=== Excerpted data ===

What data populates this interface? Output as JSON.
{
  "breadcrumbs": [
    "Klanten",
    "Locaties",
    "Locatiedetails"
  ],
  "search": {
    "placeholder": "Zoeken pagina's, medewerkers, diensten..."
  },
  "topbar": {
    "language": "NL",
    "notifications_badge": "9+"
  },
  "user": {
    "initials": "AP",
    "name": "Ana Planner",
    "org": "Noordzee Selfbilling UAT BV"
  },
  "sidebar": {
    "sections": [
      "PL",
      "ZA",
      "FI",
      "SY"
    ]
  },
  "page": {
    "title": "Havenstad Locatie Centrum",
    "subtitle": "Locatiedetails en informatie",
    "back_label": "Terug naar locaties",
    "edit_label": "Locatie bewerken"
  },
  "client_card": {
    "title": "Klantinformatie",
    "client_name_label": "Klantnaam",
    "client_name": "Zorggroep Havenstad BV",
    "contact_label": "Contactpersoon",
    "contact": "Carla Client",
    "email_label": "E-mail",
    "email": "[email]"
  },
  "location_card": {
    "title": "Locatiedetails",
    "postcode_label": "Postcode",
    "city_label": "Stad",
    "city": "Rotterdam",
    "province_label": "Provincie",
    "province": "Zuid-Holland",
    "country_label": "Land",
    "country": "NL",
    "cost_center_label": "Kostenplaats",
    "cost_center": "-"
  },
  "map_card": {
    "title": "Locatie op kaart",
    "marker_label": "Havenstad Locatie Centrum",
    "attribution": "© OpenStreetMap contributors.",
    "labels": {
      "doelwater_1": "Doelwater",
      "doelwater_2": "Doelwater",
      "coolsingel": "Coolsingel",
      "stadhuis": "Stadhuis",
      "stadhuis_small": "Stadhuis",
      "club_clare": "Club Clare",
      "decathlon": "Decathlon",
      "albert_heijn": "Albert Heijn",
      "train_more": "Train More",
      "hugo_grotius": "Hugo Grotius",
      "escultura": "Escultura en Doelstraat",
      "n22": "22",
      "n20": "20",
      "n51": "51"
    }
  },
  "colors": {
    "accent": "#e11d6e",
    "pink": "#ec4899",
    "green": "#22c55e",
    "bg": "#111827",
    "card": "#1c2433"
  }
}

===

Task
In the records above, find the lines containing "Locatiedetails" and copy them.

Answer box
    "Locatiedetails"
    "subtitle": "Locatiedetails en informatie",
    "title": "Locatiedetails",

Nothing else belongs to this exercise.